◆ **ACTIVITY**
The records appear below. Repeat them exactly.

Interface dataset entries
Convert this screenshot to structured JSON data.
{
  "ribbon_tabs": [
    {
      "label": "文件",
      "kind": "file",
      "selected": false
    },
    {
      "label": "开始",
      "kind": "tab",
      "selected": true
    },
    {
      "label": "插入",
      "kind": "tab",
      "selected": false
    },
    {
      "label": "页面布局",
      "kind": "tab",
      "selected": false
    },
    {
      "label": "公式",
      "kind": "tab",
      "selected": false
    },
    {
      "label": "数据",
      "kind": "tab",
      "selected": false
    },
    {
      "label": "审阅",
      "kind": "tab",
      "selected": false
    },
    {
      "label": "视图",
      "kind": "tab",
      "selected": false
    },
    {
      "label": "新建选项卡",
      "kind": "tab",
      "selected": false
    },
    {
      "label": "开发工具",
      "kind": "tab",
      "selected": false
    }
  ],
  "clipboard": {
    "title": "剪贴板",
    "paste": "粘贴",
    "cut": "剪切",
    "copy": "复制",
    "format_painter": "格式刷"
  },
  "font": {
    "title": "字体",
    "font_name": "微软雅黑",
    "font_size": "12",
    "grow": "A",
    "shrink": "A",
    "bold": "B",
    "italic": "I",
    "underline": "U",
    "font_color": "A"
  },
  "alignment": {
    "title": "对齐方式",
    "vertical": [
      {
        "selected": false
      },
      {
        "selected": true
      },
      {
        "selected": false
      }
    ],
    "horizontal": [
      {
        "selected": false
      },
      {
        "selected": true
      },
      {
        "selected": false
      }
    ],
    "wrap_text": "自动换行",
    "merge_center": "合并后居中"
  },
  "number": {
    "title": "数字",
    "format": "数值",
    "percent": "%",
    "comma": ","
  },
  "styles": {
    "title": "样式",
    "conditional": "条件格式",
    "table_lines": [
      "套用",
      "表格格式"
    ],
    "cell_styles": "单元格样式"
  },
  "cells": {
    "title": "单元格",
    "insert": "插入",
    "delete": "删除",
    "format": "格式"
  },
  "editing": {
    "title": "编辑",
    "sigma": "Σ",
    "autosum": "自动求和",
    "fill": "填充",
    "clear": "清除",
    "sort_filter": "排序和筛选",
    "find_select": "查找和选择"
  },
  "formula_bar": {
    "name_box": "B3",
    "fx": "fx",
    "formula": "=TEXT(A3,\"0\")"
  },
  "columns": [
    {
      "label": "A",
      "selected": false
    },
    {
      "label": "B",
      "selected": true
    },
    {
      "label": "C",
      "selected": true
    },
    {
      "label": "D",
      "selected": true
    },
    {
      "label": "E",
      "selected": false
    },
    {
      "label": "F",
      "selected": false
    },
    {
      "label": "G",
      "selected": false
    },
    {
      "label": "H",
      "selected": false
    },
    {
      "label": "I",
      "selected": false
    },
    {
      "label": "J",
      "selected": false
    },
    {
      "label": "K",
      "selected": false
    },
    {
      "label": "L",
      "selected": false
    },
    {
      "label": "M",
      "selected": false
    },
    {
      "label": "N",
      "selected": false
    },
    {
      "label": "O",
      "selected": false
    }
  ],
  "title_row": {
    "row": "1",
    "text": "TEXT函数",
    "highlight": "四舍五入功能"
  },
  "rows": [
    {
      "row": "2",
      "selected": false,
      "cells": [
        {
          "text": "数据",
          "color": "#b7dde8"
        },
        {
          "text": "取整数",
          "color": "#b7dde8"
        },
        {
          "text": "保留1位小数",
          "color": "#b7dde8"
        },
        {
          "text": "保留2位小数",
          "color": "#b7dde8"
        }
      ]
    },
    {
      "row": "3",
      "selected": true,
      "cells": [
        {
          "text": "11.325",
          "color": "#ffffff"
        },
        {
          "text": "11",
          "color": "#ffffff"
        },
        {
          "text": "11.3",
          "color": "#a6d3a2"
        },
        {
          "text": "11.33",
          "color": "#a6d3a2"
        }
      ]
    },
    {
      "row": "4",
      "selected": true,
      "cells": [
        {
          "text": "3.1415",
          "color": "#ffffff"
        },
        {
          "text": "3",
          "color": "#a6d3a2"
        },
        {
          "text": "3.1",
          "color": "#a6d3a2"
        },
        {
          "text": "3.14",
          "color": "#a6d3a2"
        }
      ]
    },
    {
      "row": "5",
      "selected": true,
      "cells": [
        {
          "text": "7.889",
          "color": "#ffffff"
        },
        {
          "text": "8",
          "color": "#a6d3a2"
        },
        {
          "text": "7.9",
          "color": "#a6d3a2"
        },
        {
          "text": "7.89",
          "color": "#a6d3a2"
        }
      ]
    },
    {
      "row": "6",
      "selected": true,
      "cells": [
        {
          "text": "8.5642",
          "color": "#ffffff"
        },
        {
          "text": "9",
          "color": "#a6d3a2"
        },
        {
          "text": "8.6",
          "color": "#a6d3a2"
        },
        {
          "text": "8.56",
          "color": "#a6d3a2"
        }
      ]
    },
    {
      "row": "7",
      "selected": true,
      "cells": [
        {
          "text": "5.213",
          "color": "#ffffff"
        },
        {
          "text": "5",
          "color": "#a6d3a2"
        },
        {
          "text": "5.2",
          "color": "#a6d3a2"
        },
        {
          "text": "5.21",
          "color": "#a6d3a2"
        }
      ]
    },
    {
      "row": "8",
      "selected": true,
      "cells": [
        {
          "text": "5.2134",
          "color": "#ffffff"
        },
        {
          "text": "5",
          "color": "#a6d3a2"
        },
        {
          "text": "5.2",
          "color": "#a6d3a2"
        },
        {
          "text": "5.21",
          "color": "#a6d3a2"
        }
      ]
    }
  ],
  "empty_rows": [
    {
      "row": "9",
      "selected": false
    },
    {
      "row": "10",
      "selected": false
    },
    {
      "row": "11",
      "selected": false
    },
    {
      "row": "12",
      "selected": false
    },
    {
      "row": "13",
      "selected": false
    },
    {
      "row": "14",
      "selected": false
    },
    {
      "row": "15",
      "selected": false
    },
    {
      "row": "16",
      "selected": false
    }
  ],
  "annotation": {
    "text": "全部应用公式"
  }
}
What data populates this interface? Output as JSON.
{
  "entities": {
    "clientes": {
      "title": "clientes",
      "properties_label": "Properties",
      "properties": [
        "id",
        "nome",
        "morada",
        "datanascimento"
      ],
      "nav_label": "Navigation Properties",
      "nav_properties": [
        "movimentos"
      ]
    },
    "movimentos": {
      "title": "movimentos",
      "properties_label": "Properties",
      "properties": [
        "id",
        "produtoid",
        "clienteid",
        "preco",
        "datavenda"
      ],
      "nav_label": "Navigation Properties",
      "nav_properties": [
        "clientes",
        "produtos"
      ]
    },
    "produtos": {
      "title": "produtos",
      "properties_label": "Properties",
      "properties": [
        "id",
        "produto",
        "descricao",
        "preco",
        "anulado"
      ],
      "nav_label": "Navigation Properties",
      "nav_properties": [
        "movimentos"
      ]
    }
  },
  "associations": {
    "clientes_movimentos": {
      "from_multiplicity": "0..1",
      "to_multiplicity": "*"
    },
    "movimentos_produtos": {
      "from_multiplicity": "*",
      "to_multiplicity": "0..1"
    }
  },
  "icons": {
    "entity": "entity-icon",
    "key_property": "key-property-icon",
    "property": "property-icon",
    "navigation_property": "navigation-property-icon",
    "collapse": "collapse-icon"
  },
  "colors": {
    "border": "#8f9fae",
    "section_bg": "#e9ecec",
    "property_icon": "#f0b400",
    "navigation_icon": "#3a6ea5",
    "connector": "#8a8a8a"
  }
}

◆ **YOUR SOLUTION**
Convert this screenshot to structured JSON data.
{
  "ribbon_tabs": [
    {
      "label": "文件",
      "kind": "file",
      "selected": false
    },
    {
      "label": "开始",
      "kind": "tab",
      "selected": true
    },
    {
      "label": "插入",
      "kind": "tab",
      "selected": false
    },
    {
      "label": "页面布局",
      "kind": "tab",
      "selected": false
    },
    {
      "label": "公式",
      "kind": "tab",
      "selected": false
    },
    {
      "label": "数据",
      "kind": "tab",
      "selected": false
    },
    {
      "label": "审阅",
      "kind": "tab",
      "selected": false
    },
    {
      "label": "视图",
      "kind": "tab",
      "selected": false
    },
    {
      "label": "新建选项卡",
      "kind": "tab",
      "selected": false
    },
    {
      "label": "开发工具",
      "kind": "tab",
      "selected": false
    }
  ],
  "clipboard": {
    "title": "剪贴板",
    "paste": "粘贴",
    "cut": "剪切",
    "copy": "复制",
    "format_painter": "格式刷"
  },
  "font": {
    "title": "字体",
    "font_name": "微软雅黑",
    "font_size": "12",
    "grow": "A",
    "shrink": "A",
    "bold": "B",
    "italic": "I",
    "underline": "U",
    "font_color": "A"
  },
  "alignment": {
    "title": "对齐方式",
    "vertical": [
      {
        "selected": false
      },
      {
        "selected": true
      },
      {
        "selected": false
      }
    ],
    "horizontal": [
      {
        "selected": false
      },
      {
        "selected": true
      },
      {
        "selected": false
      }
    ],
    "wrap_text": "自动换行",
    "merge_center": "合并后居中"
  },
  "number": {
    "title": "数字",
    "format": "数值",
    "percent": "%",
    "comma": ","
  },
  "styles": {
    "title": "样式",
    "conditional": "条件格式",
    "table_lines": [
      "套用",
      "表格格式"
    ],
    "cell_styles": "单元格样式"
  },
  "cells": {
    "title": "单元格",
    "insert": "插入",
    "delete": "删除",
    "format": "格式"
  },
  "editing": {
    "title": "编辑",
    "sigma": "Σ",
    "autosum": "自动求和",
    "fill": "填充",
    "clear": "清除",
    "sort_filter": "排序和筛选",
    "find_select": "查找和选择"
  },
  "formula_bar": {
    "name_box": "B3",
    "fx": "fx",
    "formula": "=TEXT(A3,\"0\")"
  },
  "columns": [
    {
      "label": "A",
      "selected": false
    },
    {
      "label": "B",
      "selected": true
    },
    {
      "label": "C",
      "selected": true
    },
    {
      "label": "D",
      "selected": true
    },
    {
      "label": "E",
      "selected": false
    },
    {
      "label": "F",
      "selected": false
    },
    {
      "label": "G",
      "selected": false
    },
    {
      "label": "H",
      "selected": false
    },
    {
      "label": "I",
      "selected": false
    },
    {
      "label": "J",
      "selected": false
    },
    {
      "label": "K",
      "selected": false
    },
    {
      "label": "L",
      "selected": false
    },
    {
      "label": "M",
      "selected": false
    },
    {
      "label": "N",
      "selected": false
    },
    {
      "label": "O",
      "selected": false
    }
  ],
  "title_row": {
    "row": "1",
    "text": "TEXT函数",
    "highlight": "四舍五入功能"
  },
  "rows": [
    {
      "row": "2",
      "selected": false,
      "cells": [
        {
          "text": "数据",
          "color": "#b7dde8"
        },
        {
          "text": "取整数",
          "color": "#b7dde8"
        },
        {
          "text": "保留1位小数",
          "color": "#b7dde8"
        },
        {
          "text": "保留2位小数",
          "color": "#b7dde8"
        }
      ]
    },
    {
      "row": "3",
      "selected": true,
      "cells": [
        {
          "text": "11.325",
          "color": "#ffffff"
        },
        {
          "text": "11",
          "color": "#ffffff"
        },
        {
          "text": "11.3",
          "color": "#a6d3a2"
        },
        {
          "text": "11.33",
          "color": "#a6d3a2"
        }
      ]
    },
    {
      "row": "4",
      "selected": true,
      "cells": [
        {
          "text": "3.1415",
          "color": "#ffffff"
        },
        {
          "text": "3",
          "color": "#a6d3a2"
        },
        {
          "text": "3.1",
          "color": "#a6d3a2"
        },
        {
          "text": "3.14",
          "color": "#a6d3a2"
        }
      ]
    },
    {
      "row": "5",
      "selected": true,
      "cells": [
        {
          "text": "7.889",
          "color": "#ffffff"
        },
        {
          "text": "8",
          "color": "#a6d3a2"
        },
        {
          "text": "7.9",
          "color": "#a6d3a2"
        },
        {
          "text": "7.89",
          "color": "#a6d3a2"
        }
      ]
    },
    {
      "row": "6",
      "selected": true,
      "cells": [
        {
          "text": "8.5642",
          "color": "#ffffff"
        },
        {
          "text": "9",
          "color": "#a6d3a2"
        },
        {
          "text": "8.6",
          "color": "#a6d3a2"
        },
        {
          "text": "8.56",
          "color": "#a6d3a2"
        }
      ]
    },
    {
      "row": "7",
      "selected": true,
      "cells": [
        {
          "text": "5.213",
          "color": "#ffffff"
        },
        {
          "text": "5",
          "color": "#a6d3a2"
        },
        {
          "text": "5.2",
          "color": "#a6d3a2"
        },
        {
          "text": "5.21",
          "color": "#a6d3a2"
        }
      ]
    },
    {
      "row": "8",
      "selected": true,
      "cells": [
        {
          "text": "5.2134",
          "color": "#ffffff"
        },
        {
          "text": "5",
          "color": "#a6d3a2"
        },
        {
          "text": "5.2",
          "color": "#a6d3a2"
        },
        {
          "text": "5.21",
          "color": "#a6d3a2"
        }
      ]
    }
  ],
  "empty_rows": [
    {
      "row": "9",
      "selected": false
    },
    {
      "row": "10",
      "selected": false
    },
    {
      "row": "11",
      "selected": false
    },
    {
      "row": "12",
      "selected": false
    },
    {
      "row": "13",
      "selected": false
    },
    {
      "row": "14",
      "selected": false
    },
    {
      "row": "15",
      "selected": false
    },
    {
      "row": "16",
      "selected": false
    }
  ],
  "annotation": {
    "text": "全部应用公式"
  }
}
What data populates this interface? Output as JSON.
{
  "entities": {
    "clientes": {
      "title": "clientes",
      "properties_label": "Properties",
      "properties": [
        "id",
        "nome",
        "morada",
        "datanascimento"
      ],
      "nav_label": "Navigation Properties",
      "nav_properties": [
        "movimentos"
      ]
    },
    "movimentos": {
      "title": "movimentos",
      "properties_label": "Properties",
      "properties": [
        "id",
        "produtoid",
        "clienteid",
        "preco",
        "datavenda"
      ],
      "nav_label": "Navigation Properties",
      "nav_properties": [
        "clientes",
        "produtos"
      ]
    },
    "produtos": {
      "title": "produtos",
      "properties_label": "Properties",
      "properties": [
        "id",
        "produto",
        "descricao",
        "preco",
        "anulado"
      ],
      "nav_label": "Navigation Properties",
      "nav_properties": [
        "movimentos"
      ]
    }
  },
  "associations": {
    "clientes_movimentos": {
      "from_multiplicity": "0..1",
      "to_multiplicity": "*"
    },
    "movimentos_produtos": {
      "from_multiplicity": "*",
      "to_multiplicity": "0..1"
    }
  },
  "icons": {
    "entity": "entity-icon",
    "key_property": "key-property-icon",
    "property": "property-icon",
    "navigation_property": "navigation-property-icon",
    "collapse": "collapse-icon"
  },
  "colors": {
    "border": "#8f9fae",
    "section_bg": "#e9ecec",
    "property_icon": "#f0b400",
    "navigation_icon": "#3a6ea5",
    "connector": "#8a8a8a"
  }
}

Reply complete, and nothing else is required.